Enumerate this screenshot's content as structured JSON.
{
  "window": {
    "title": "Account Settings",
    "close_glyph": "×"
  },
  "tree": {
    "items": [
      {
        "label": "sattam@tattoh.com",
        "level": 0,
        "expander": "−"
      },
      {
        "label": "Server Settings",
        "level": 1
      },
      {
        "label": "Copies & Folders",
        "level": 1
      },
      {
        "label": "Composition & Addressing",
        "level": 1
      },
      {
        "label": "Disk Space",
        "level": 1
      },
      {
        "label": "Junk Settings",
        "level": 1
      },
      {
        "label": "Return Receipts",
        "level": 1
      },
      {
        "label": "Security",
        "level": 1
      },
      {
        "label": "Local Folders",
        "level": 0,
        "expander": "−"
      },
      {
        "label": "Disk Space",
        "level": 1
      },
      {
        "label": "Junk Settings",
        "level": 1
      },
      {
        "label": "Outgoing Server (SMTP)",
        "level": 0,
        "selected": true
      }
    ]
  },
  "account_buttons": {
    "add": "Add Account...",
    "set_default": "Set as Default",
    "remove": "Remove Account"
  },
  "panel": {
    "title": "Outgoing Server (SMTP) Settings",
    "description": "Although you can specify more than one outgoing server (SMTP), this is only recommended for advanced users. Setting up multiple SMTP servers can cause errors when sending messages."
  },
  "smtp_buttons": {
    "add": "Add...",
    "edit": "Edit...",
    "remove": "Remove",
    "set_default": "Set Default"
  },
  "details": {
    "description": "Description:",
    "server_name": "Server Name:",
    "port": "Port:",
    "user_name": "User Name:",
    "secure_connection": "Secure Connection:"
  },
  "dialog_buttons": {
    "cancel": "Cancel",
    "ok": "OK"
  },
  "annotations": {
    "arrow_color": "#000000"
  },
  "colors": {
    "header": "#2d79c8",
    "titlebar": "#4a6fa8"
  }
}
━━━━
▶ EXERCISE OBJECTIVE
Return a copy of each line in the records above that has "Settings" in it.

▶ ANSWER TO THIS PROBLEM
    "title": "Account Settings",
        "label": "Server Settings",
        "label": "Junk Settings",
        "label": "Junk Settings",
    "title": "Outgoing Server (SMTP) Settings",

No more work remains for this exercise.